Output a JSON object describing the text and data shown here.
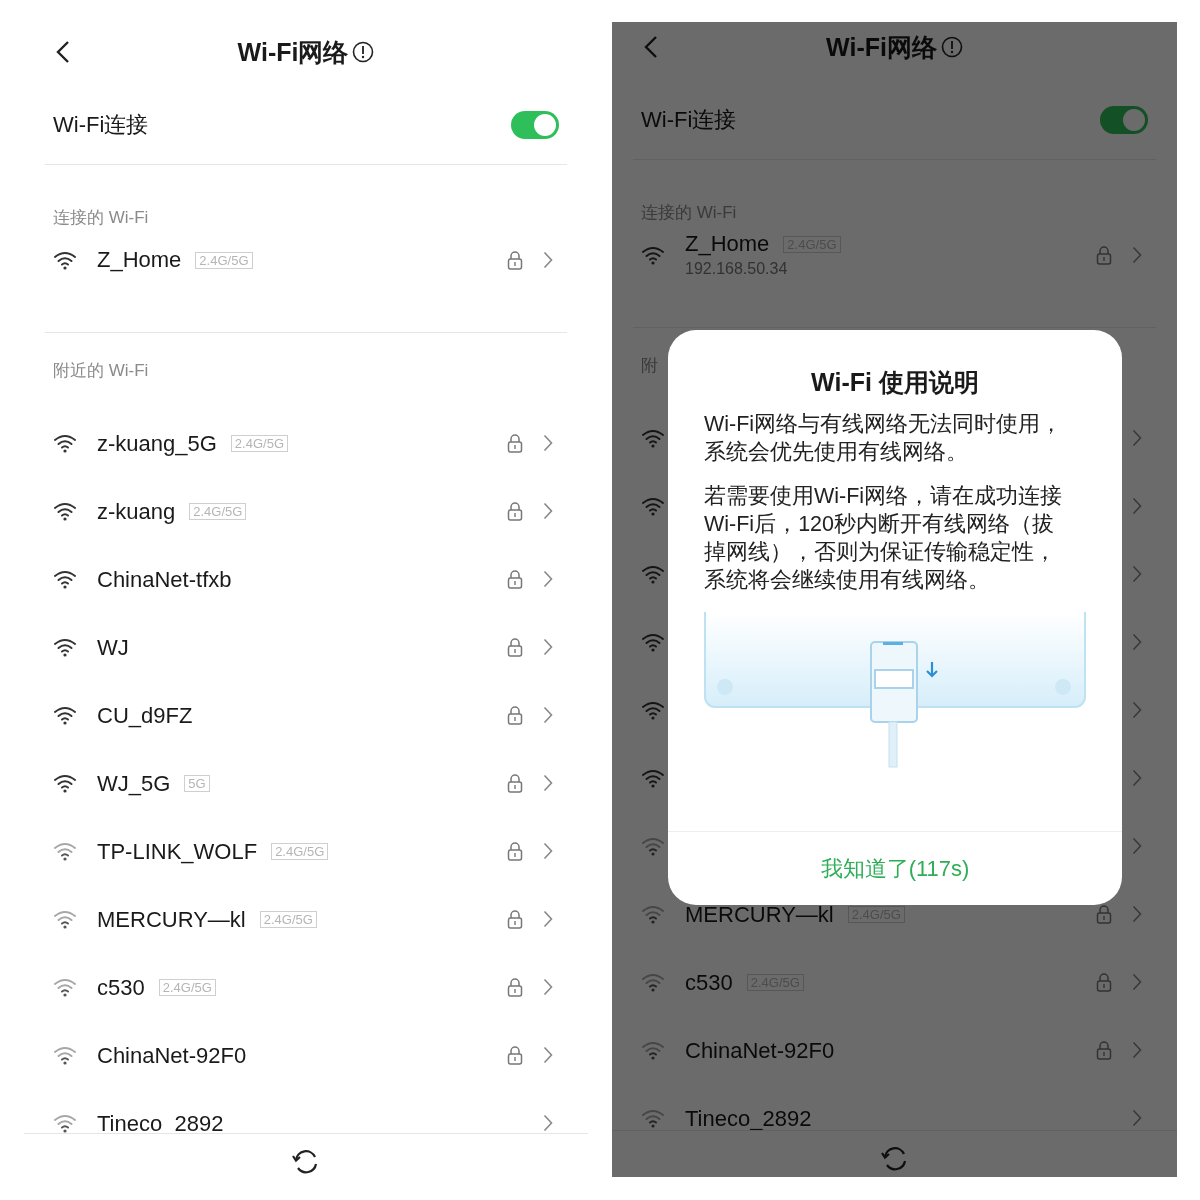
{
  "screens": [
    {
      "title": "Wi-Fi网络",
      "wifi_toggle": {
        "label": "Wi-Fi连接",
        "on": true
      },
      "connected": {
        "label": "连接的 Wi-Fi",
        "name": "Z_Home",
        "band": "2.4G/5G",
        "weak_signal": false,
        "locked": true
      },
      "nearby_label": "附近的 Wi-Fi",
      "networks": [
        {
          "name": "z-kuang_5G",
          "band": "2.4G/5G",
          "weak_signal": false,
          "locked": true
        },
        {
          "name": "z-kuang",
          "band": "2.4G/5G",
          "weak_signal": false,
          "locked": true
        },
        {
          "name": "ChinaNet-tfxb",
          "weak_signal": false,
          "locked": true
        },
        {
          "name": "WJ",
          "weak_signal": false,
          "locked": true
        },
        {
          "name": "CU_d9FZ",
          "weak_signal": false,
          "locked": true
        },
        {
          "name": "WJ_5G",
          "band": "5G",
          "weak_signal": false,
          "locked": true
        },
        {
          "name": "TP-LINK_WOLF",
          "band": "2.4G/5G",
          "weak_signal": true,
          "locked": true
        },
        {
          "name": "MERCURY—kl",
          "band": "2.4G/5G",
          "weak_signal": true,
          "locked": true
        },
        {
          "name": "c530",
          "band": "2.4G/5G",
          "weak_signal": true,
          "locked": true
        },
        {
          "name": "ChinaNet-92F0",
          "weak_signal": true,
          "locked": true
        },
        {
          "name": "Tineco_2892",
          "weak_signal": true,
          "locked": false
        }
      ]
    },
    {
      "title": "Wi-Fi网络",
      "wifi_toggle": {
        "label": "Wi-Fi连接",
        "on": true
      },
      "connected": {
        "label": "连接的 Wi-Fi",
        "name": "Z_Home",
        "band": "2.4G/5G",
        "ip": "192.168.50.34",
        "weak_signal": false,
        "locked": true
      },
      "nearby_label": "附",
      "networks": [
        {
          "weak_signal": false
        },
        {
          "weak_signal": false
        },
        {
          "weak_signal": false
        },
        {
          "weak_signal": false
        },
        {
          "weak_signal": false
        },
        {
          "weak_signal": false
        },
        {
          "weak_signal": true
        },
        {
          "name": "MERCURY—kl",
          "band": "2.4G/5G",
          "weak_signal": true,
          "locked": true
        },
        {
          "name": "c530",
          "band": "2.4G/5G",
          "weak_signal": true,
          "locked": true
        },
        {
          "name": "ChinaNet-92F0",
          "weak_signal": true,
          "locked": true
        },
        {
          "name": "Tineco_2892",
          "weak_signal": true,
          "locked": false
        }
      ],
      "dialog": {
        "title": "Wi-Fi 使用说明",
        "paragraphs": [
          "Wi-Fi网络与有线网络无法同时使用，系统会优先使用有线网络。",
          "若需要使用Wi-Fi网络，请在成功连接Wi-Fi后，120秒内断开有线网络（拔掉网线），否则为保证传输稳定性，系统将会继续使用有线网络。"
        ],
        "button": "我知道了(117s)"
      }
    }
  ]
}
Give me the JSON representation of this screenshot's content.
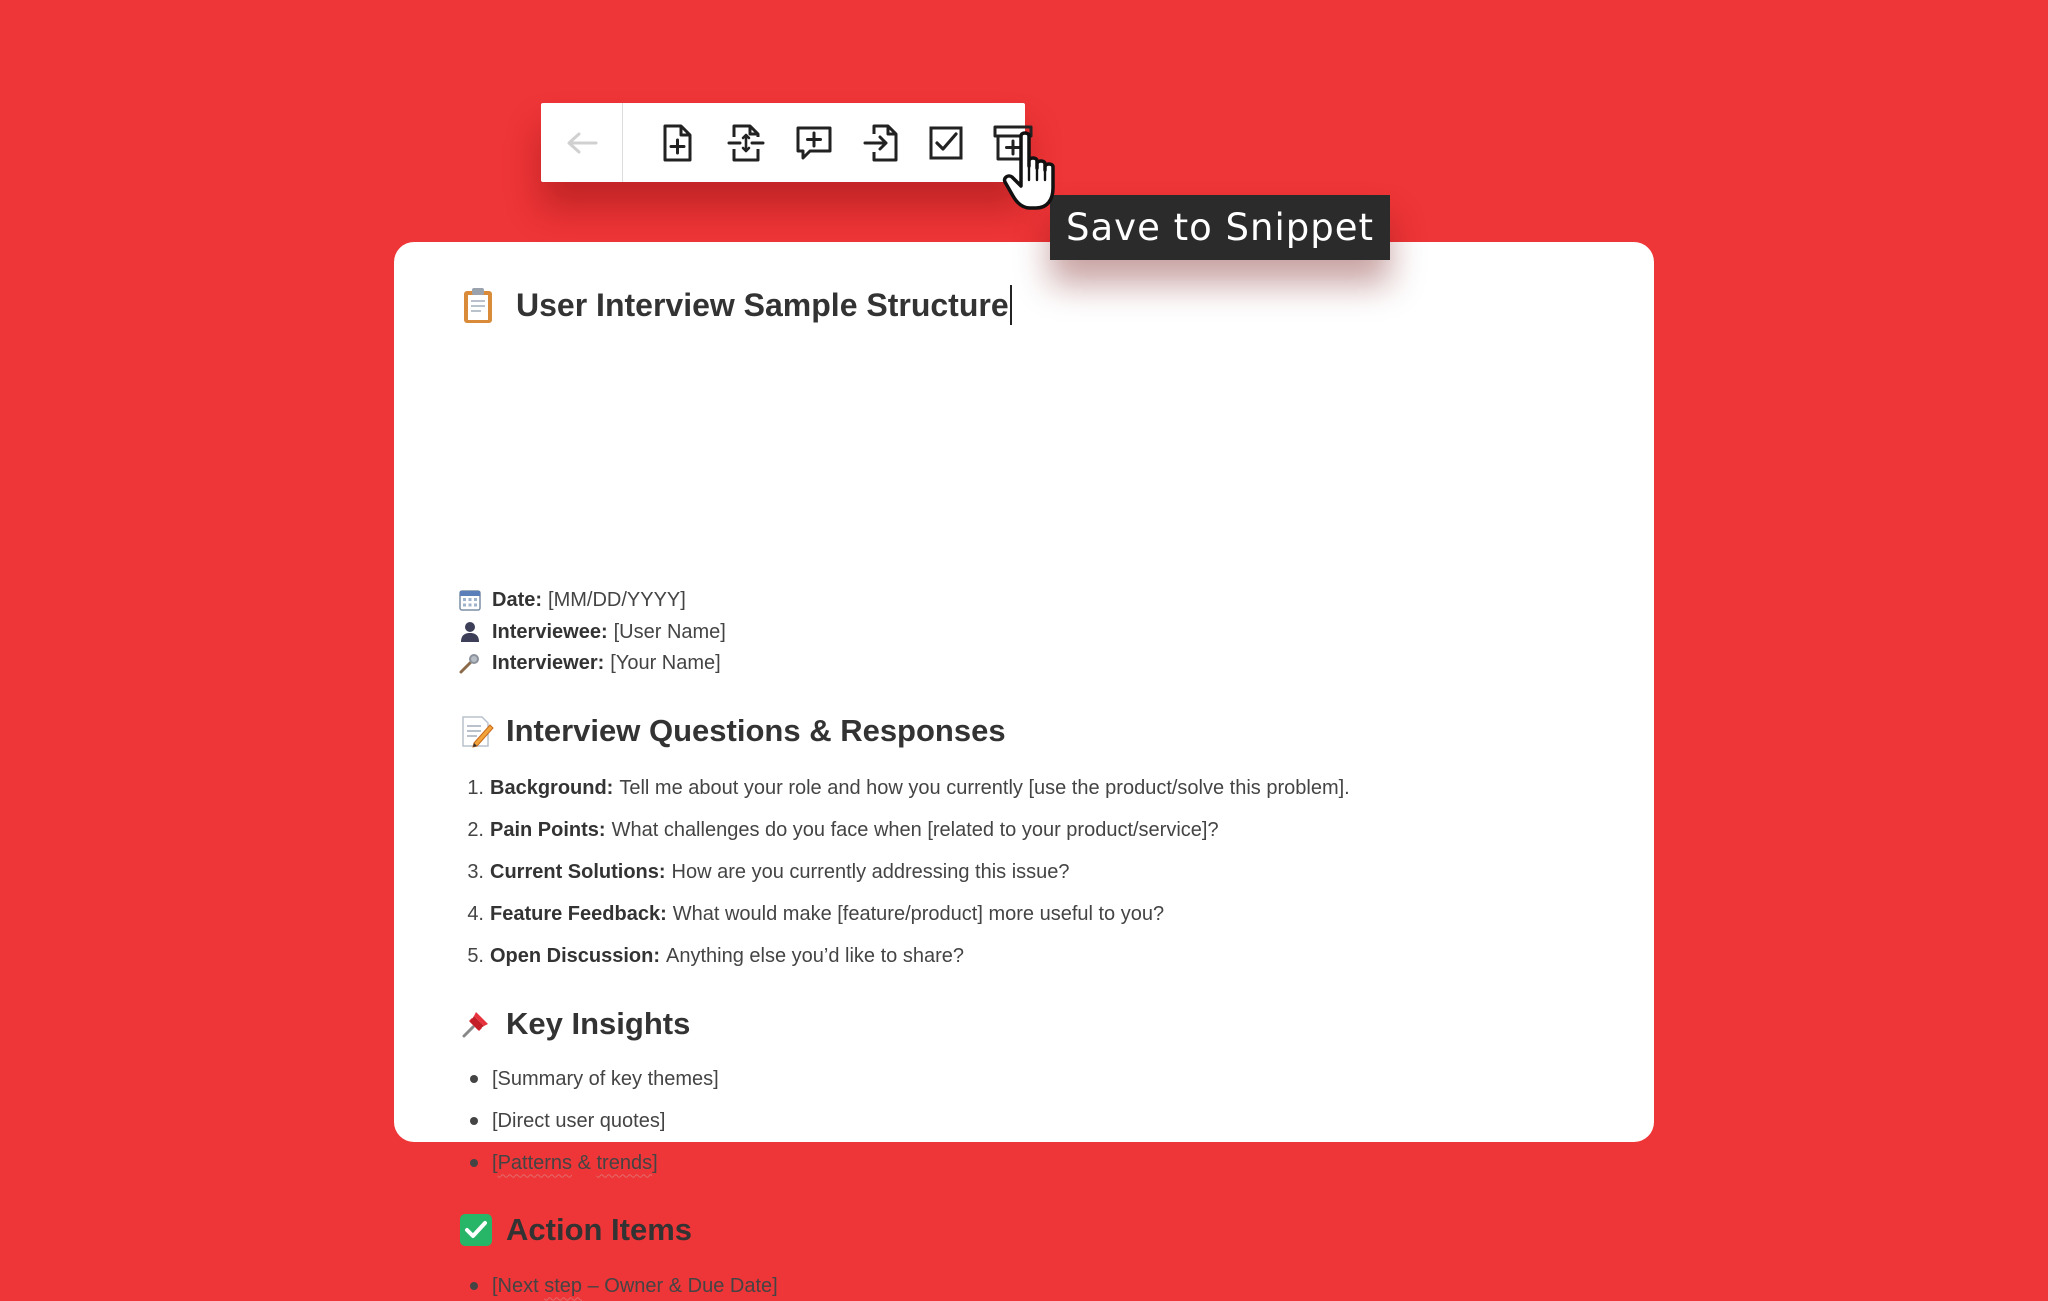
{
  "tooltip": {
    "text": "Save to Snippet"
  },
  "toolbar": {
    "icons": [
      "back-arrow-icon",
      "new-file-icon",
      "replace-file-icon",
      "add-comment-icon",
      "insert-file-icon",
      "checkbox-icon",
      "save-snippet-icon"
    ]
  },
  "colors": {
    "background": "#ee3537",
    "card": "#ffffff",
    "tooltip_bg": "#2b2b2b",
    "text": "#333333",
    "spell_underline": "#e36b6b"
  },
  "doc": {
    "title": "User Interview Sample Structure",
    "meta": [
      {
        "icon": "calendar-icon",
        "label": "Date:",
        "value": "[MM/DD/YYYY]"
      },
      {
        "icon": "person-icon",
        "label": "Interviewee:",
        "value": "[User Name]"
      },
      {
        "icon": "microphone-icon",
        "label": "Interviewer:",
        "value": "[Your Name]"
      }
    ],
    "sections": {
      "questions": {
        "heading": "Interview Questions & Responses",
        "items": [
          {
            "num": "1.",
            "label": "Background:",
            "text": "Tell me about your role and how you currently [use the product/solve this problem]."
          },
          {
            "num": "2.",
            "label": "Pain Points:",
            "text": "What challenges do you face when [related to your product/service]?"
          },
          {
            "num": "3.",
            "label": "Current Solutions:",
            "text": "How are you currently addressing this issue?"
          },
          {
            "num": "4.",
            "label": "Feature Feedback:",
            "text": "What would make [feature/product] more useful to you?"
          },
          {
            "num": "5.",
            "label": "Open Discussion:",
            "text": "Anything else you’d like to share?"
          }
        ]
      },
      "insights": {
        "heading": "Key Insights",
        "items": [
          "[Summary of key themes]",
          "[Direct user quotes]"
        ],
        "patterns": {
          "open": "[",
          "word1": "Patterns",
          "amp": " & ",
          "word2": "trends",
          "close": "]"
        }
      },
      "actions": {
        "heading": "Action Items",
        "item": {
          "pre": "[Next ",
          "word": "step",
          "post": " – Owner & Due Date]"
        }
      }
    }
  }
}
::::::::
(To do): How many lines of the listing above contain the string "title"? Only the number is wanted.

(Reply): 4